Skip to main content
Article
On Normative Effects of Immigration Law.pdf
Stanford Journal of Civil Rights and Civil Liberties (2017)
  • Emily Ryo
Abstract

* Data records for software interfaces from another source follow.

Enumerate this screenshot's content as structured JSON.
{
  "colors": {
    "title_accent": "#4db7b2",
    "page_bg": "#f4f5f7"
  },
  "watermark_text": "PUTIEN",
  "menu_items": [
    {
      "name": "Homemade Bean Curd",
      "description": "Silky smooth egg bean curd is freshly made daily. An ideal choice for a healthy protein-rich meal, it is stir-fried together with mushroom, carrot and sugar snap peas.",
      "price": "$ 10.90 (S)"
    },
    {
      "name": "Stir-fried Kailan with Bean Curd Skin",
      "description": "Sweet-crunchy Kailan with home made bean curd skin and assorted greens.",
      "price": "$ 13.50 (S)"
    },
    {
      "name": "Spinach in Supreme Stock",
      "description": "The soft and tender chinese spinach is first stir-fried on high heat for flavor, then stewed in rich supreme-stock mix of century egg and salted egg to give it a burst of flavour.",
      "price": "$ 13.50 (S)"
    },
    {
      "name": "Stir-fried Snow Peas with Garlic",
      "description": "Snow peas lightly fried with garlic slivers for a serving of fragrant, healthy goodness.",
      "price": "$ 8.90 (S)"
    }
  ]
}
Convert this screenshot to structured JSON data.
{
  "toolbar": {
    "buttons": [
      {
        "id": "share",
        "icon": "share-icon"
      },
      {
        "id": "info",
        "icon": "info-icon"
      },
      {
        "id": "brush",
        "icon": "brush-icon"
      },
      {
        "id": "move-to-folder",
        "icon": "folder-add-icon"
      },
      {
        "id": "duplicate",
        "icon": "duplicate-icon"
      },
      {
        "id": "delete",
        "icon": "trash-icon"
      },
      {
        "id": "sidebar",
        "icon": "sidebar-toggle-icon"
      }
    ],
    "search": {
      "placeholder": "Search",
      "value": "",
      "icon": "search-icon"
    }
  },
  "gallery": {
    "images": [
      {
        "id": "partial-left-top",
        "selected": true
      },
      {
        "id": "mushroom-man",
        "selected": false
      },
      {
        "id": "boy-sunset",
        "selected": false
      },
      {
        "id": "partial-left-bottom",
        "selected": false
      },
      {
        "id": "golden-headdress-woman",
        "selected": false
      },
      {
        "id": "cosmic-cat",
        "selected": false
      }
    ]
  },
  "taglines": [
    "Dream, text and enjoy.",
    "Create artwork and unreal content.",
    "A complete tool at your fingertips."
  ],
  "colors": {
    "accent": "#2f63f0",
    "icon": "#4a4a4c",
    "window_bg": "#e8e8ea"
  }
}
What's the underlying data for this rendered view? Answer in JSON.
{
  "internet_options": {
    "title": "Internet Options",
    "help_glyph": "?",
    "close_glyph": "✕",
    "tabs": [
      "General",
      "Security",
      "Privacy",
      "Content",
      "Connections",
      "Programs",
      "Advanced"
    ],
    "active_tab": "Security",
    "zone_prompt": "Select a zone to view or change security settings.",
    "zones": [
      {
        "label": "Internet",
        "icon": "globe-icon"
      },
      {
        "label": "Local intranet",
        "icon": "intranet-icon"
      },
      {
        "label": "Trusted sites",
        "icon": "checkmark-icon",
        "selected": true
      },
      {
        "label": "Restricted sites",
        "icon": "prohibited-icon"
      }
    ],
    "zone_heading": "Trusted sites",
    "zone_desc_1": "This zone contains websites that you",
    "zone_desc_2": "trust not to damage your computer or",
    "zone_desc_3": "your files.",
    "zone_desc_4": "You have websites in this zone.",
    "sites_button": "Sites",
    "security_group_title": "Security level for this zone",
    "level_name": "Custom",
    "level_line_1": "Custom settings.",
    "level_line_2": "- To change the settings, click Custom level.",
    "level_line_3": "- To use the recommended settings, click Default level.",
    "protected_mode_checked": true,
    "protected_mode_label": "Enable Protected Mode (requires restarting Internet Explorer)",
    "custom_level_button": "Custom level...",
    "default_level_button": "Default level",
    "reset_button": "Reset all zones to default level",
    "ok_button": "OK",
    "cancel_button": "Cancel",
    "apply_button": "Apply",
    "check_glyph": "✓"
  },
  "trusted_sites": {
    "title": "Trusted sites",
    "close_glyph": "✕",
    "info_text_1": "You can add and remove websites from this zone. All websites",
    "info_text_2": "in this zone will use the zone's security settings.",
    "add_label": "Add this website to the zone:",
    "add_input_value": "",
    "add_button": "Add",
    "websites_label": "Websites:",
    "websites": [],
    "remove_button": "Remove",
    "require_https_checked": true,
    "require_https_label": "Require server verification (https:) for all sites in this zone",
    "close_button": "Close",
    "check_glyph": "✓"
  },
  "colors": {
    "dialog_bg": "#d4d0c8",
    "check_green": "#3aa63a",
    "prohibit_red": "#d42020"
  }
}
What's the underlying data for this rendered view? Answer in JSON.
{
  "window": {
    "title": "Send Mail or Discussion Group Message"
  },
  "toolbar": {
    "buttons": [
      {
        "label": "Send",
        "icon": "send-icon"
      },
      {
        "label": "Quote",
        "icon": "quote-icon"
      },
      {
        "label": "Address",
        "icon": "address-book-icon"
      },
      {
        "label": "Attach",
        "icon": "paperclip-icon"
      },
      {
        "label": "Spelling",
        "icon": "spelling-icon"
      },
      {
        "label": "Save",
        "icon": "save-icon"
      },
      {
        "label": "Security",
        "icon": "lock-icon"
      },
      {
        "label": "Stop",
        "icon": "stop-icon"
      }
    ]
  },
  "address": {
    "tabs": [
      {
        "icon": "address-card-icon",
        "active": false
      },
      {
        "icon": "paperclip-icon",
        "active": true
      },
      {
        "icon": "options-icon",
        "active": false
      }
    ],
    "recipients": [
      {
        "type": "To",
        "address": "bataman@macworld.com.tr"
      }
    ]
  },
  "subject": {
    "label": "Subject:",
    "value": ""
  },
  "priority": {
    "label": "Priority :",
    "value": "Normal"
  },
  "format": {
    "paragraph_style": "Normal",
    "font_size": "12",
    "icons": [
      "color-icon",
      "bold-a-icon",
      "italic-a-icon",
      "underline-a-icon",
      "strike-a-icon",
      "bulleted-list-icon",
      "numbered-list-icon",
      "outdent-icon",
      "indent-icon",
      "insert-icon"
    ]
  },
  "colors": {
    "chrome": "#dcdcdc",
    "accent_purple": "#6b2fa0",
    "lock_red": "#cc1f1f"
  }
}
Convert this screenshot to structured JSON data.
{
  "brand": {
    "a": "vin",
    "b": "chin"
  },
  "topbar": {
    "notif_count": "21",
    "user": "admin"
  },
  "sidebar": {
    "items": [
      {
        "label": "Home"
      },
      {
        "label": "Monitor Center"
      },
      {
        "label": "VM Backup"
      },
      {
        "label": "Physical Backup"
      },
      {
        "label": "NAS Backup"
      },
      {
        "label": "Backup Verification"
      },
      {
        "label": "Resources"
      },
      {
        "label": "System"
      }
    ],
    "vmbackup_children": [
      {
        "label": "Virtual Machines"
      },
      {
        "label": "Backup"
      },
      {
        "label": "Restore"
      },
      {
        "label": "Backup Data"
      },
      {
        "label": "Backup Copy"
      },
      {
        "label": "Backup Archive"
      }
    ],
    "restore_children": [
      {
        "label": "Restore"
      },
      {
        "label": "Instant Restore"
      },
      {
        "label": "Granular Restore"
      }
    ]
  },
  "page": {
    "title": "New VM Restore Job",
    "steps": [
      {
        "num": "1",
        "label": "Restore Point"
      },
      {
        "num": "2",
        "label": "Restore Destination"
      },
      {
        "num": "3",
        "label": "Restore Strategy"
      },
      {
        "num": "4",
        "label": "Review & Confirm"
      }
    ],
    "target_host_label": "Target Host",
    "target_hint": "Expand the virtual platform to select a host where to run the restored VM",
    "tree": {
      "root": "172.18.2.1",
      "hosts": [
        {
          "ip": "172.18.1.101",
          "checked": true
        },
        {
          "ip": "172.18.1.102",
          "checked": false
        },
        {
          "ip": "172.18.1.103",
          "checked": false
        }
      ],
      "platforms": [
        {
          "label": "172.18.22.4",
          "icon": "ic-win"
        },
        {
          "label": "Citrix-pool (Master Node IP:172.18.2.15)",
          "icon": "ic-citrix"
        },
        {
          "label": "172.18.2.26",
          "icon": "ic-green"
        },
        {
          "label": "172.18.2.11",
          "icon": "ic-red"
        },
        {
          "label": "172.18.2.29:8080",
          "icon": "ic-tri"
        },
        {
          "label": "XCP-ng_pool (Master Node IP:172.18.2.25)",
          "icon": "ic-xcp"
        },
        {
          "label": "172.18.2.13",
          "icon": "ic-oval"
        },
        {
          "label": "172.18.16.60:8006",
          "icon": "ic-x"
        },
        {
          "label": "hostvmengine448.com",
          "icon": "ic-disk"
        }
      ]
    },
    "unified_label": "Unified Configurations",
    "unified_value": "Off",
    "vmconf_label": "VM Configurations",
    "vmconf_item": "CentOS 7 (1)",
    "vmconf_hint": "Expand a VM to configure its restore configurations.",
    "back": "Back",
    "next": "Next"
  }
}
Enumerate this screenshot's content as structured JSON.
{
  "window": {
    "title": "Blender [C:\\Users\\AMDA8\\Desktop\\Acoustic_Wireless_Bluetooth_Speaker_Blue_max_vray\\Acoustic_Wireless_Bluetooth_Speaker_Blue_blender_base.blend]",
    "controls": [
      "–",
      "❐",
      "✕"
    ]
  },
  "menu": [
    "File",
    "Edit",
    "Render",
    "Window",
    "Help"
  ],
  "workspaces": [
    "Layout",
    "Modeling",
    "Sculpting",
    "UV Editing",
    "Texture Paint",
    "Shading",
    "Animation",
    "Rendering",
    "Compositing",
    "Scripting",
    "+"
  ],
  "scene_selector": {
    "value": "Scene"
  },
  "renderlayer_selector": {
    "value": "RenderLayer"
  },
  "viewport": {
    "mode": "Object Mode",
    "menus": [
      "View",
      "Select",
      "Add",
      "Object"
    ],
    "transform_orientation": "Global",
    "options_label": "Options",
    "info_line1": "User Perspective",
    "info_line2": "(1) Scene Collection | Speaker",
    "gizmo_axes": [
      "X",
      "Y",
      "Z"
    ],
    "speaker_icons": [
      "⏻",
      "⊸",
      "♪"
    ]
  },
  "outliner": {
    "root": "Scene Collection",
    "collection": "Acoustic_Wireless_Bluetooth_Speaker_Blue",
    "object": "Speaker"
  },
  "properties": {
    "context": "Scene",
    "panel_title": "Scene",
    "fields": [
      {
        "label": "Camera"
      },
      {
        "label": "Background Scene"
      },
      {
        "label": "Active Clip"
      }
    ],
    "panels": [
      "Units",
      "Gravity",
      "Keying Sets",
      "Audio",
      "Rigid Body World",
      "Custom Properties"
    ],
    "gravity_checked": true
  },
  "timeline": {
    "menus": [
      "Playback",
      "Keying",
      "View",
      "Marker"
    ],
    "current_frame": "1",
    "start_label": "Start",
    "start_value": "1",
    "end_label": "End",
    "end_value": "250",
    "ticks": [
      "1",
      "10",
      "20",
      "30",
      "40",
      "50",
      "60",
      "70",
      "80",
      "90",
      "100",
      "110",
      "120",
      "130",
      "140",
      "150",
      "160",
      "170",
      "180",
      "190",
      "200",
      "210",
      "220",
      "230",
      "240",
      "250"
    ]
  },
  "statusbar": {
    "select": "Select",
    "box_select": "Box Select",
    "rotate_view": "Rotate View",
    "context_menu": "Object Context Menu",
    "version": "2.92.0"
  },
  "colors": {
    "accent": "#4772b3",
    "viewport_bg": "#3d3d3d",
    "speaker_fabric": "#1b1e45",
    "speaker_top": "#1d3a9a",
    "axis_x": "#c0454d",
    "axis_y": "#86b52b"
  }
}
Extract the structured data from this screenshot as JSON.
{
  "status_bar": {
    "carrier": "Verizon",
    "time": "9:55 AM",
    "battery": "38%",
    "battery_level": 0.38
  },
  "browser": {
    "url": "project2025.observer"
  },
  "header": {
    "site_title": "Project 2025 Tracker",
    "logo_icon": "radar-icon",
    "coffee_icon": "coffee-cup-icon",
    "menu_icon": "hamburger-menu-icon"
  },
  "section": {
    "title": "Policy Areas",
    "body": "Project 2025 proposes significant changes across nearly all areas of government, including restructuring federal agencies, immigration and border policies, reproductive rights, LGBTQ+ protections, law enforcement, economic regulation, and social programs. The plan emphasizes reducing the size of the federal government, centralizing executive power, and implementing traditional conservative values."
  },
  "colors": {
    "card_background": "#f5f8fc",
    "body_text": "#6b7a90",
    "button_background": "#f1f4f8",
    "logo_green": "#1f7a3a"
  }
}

Can laws shape and mold our attitudes, values, and social norms, and if so, how do immigration laws affect our attitudes or views toward minority groups?  I explore these questions through a randomized laboratory experiment that examines whether and to what extent short-term exposures to anti-immigration and pro-immigration laws affect people’s implicit and explicit attitudes toward Latinos.  My analysis shows that exposure to an anti-immigration law is associated with increased perceptions among study participants that Latinos are unintelligent and law-breaking.  In contrast, I find no evidence that exposure to pro-immigration laws promoted positive attitudes toward Latinos.  Taken together, these results suggest that exposure to anti-immigration laws can easily trigger negative racial attitudes, but fostering positive racial attitudes through pro-immigration laws might be substantially more difficult.  I argue that a fuller appreciation of the impacts of immigration laws requires an understanding of their normative effects.  I conclude by discussing the directions for future research on law, racial attitudes, and intergroup relations, and the policy implications of my findings.
Keywords
  • immigration law,
  • racial attitudes,
  • implicit bias,
  • explicit bias,
  • expressive theory of law
Publication Date
Winter 2017
Citation Information
Emily Ryo. "On Normative Effects of Immigration Law.pdf" Stanford Journal of Civil Rights and Civil Liberties Vol. forthcoming (2017)
Available at: http://works.bepress.com/eryo/12/